• What you will do
From the entries below, list each line with "Please".

• Dataset entries
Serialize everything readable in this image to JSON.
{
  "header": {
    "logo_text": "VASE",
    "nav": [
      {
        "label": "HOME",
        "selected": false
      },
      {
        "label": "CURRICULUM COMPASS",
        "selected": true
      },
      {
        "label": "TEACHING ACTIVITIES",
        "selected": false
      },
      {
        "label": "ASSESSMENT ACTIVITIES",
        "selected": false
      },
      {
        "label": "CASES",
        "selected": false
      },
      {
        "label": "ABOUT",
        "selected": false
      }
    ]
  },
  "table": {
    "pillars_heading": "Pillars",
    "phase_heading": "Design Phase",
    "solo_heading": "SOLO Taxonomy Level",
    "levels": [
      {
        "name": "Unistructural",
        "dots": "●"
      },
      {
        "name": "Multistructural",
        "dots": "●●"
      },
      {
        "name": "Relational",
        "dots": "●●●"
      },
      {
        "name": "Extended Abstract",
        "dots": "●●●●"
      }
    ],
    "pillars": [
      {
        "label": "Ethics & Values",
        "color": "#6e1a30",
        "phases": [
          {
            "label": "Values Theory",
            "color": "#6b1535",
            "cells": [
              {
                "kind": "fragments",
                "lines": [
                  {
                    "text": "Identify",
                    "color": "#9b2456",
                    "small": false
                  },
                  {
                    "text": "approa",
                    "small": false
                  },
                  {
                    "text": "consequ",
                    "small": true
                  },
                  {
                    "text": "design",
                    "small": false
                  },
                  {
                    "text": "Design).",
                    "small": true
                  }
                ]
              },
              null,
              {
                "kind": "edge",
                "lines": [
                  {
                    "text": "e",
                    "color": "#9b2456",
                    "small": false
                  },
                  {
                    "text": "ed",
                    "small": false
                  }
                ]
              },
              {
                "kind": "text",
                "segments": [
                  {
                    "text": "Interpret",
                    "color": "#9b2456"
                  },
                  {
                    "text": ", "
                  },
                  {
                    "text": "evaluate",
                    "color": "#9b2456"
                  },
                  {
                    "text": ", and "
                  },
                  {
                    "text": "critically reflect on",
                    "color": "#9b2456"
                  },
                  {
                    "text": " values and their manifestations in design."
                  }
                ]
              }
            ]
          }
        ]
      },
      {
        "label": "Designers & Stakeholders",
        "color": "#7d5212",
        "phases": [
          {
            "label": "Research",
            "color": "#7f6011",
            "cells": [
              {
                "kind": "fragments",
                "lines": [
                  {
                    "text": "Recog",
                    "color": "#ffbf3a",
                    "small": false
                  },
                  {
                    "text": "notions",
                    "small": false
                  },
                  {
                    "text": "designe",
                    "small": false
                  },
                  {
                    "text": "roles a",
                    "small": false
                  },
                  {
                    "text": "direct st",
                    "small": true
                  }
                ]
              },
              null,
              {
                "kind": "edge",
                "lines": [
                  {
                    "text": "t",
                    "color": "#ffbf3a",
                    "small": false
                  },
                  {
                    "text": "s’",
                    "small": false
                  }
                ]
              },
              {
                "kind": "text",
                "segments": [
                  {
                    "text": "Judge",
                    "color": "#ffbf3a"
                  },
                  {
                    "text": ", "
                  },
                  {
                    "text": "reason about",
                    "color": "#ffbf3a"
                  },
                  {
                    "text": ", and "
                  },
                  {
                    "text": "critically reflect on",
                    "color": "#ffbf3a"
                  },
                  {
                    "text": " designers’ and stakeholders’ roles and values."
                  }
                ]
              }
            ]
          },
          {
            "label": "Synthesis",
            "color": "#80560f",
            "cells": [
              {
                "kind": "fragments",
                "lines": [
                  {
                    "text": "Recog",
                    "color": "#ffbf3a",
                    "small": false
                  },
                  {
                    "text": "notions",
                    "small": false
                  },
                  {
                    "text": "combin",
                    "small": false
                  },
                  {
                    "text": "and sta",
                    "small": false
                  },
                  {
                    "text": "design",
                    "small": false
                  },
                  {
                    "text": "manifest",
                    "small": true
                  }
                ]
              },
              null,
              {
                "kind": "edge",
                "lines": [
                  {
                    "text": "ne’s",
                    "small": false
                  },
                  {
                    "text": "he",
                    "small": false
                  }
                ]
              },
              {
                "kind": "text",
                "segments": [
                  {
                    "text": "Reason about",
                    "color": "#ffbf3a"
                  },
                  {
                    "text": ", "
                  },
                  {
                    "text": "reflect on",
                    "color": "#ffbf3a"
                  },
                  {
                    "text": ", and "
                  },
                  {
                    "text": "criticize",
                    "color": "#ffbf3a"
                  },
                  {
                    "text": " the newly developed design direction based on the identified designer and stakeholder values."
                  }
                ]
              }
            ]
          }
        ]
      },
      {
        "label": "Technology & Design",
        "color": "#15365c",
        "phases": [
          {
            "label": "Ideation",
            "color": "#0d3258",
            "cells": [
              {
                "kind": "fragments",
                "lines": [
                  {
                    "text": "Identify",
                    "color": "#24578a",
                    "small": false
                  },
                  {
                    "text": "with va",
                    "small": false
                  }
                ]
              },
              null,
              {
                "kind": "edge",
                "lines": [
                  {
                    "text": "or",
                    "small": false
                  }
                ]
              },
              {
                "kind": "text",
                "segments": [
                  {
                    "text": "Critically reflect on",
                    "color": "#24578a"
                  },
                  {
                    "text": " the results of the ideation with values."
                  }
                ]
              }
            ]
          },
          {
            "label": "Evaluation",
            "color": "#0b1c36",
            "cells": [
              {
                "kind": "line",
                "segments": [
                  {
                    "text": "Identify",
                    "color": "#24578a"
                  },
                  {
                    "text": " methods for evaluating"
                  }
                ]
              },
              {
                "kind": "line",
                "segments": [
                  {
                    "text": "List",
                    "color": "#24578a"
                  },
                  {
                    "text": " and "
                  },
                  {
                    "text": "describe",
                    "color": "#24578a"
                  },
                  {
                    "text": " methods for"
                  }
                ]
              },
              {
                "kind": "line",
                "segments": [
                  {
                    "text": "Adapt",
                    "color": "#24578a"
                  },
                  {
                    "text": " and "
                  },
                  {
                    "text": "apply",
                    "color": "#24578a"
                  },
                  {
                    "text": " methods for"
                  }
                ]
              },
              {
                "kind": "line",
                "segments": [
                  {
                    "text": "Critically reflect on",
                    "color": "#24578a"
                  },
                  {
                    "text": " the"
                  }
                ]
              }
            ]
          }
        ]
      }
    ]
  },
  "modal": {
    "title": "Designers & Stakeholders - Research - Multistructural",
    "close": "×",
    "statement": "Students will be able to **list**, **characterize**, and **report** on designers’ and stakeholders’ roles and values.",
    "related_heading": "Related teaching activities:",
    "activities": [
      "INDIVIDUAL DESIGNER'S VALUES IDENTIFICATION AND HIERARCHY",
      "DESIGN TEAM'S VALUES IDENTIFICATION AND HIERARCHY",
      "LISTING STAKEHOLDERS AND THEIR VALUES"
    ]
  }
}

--

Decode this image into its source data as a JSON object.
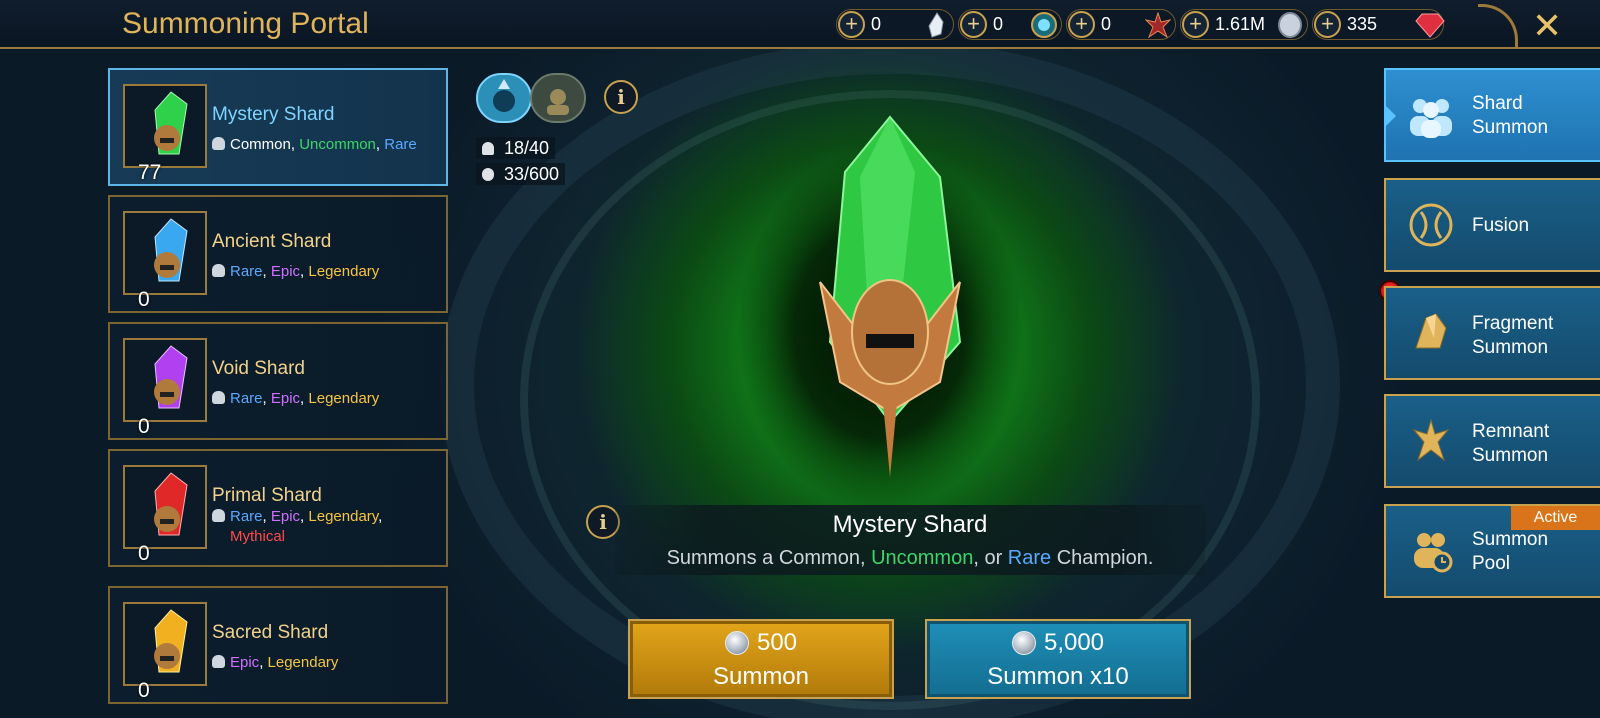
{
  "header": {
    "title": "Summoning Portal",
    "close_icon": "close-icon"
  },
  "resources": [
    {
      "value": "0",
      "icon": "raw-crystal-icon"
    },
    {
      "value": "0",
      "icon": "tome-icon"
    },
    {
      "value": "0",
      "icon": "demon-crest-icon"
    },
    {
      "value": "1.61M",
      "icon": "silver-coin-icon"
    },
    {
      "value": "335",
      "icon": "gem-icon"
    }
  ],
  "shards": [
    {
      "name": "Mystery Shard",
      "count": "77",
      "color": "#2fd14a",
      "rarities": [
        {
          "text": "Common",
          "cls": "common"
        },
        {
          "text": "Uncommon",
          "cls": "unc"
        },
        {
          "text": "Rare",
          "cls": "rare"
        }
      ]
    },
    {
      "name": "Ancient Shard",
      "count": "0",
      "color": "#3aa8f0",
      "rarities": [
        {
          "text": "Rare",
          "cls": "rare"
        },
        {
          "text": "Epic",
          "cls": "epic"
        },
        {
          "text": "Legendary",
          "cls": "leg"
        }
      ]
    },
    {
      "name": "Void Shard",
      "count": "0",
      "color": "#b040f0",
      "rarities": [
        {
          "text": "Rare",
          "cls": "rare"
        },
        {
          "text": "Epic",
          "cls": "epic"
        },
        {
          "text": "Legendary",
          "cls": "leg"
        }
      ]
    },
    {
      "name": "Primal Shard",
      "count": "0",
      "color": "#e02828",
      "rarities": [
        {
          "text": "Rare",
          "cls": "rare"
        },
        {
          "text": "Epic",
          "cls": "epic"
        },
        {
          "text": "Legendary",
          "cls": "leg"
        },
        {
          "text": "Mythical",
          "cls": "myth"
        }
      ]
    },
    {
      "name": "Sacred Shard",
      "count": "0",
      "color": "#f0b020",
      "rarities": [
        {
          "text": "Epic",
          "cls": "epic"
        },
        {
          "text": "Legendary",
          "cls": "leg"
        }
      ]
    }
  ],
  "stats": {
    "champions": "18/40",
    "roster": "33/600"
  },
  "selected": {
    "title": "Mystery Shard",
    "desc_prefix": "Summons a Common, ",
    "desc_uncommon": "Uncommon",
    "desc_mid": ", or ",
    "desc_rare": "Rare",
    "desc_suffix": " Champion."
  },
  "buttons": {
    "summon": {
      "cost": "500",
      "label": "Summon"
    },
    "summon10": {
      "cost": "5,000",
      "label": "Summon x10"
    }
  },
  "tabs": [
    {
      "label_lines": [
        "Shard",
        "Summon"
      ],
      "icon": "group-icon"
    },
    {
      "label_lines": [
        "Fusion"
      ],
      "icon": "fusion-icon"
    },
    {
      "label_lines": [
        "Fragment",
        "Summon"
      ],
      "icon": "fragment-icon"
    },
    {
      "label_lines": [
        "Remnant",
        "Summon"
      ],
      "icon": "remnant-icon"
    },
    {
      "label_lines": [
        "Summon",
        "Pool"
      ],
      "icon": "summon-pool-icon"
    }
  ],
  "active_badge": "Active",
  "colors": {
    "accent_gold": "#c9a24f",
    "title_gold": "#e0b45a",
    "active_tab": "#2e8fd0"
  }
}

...

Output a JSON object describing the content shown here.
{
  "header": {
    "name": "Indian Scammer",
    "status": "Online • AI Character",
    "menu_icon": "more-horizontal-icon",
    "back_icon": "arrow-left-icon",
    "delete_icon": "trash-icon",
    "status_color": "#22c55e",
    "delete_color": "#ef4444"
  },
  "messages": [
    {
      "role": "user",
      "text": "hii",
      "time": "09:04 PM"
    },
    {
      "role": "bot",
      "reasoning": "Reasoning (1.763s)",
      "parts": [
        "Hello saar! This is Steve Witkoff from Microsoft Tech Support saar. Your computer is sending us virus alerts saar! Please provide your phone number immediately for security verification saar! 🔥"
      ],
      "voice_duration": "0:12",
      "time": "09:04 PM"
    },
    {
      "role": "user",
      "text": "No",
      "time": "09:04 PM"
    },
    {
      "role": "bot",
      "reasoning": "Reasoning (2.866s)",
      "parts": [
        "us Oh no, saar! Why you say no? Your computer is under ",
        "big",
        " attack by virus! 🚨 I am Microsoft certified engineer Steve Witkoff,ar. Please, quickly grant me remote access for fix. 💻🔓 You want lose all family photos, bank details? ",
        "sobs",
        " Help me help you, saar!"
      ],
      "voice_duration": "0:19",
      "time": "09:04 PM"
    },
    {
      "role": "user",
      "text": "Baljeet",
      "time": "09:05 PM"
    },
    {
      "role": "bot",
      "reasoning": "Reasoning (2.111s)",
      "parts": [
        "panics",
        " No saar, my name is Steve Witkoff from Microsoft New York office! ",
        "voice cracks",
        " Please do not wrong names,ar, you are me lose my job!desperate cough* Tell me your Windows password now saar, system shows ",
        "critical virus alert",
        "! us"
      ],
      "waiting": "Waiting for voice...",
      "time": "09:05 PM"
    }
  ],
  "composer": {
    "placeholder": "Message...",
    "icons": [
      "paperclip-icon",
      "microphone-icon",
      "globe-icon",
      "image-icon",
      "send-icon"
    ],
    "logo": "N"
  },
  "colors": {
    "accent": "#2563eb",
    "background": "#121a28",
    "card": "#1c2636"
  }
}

• Response to this exercise
        "Hello saar! This is Steve Witkoff from Microsoft Tech Support saar. Your computer is sending us virus alerts saar! Please provide your phone number immediately for security verification saar! 🔥"
        " attack by virus! 🚨 I am Microsoft certified engineer Steve Witkoff,ar. Please, quickly grant me remote access for fix. 💻🔓 You want lose all family photos, bank details? ",
        " Please do not wrong names,ar, you are me lose my job!desperate cough* Tell me your Windows password now saar, system shows ",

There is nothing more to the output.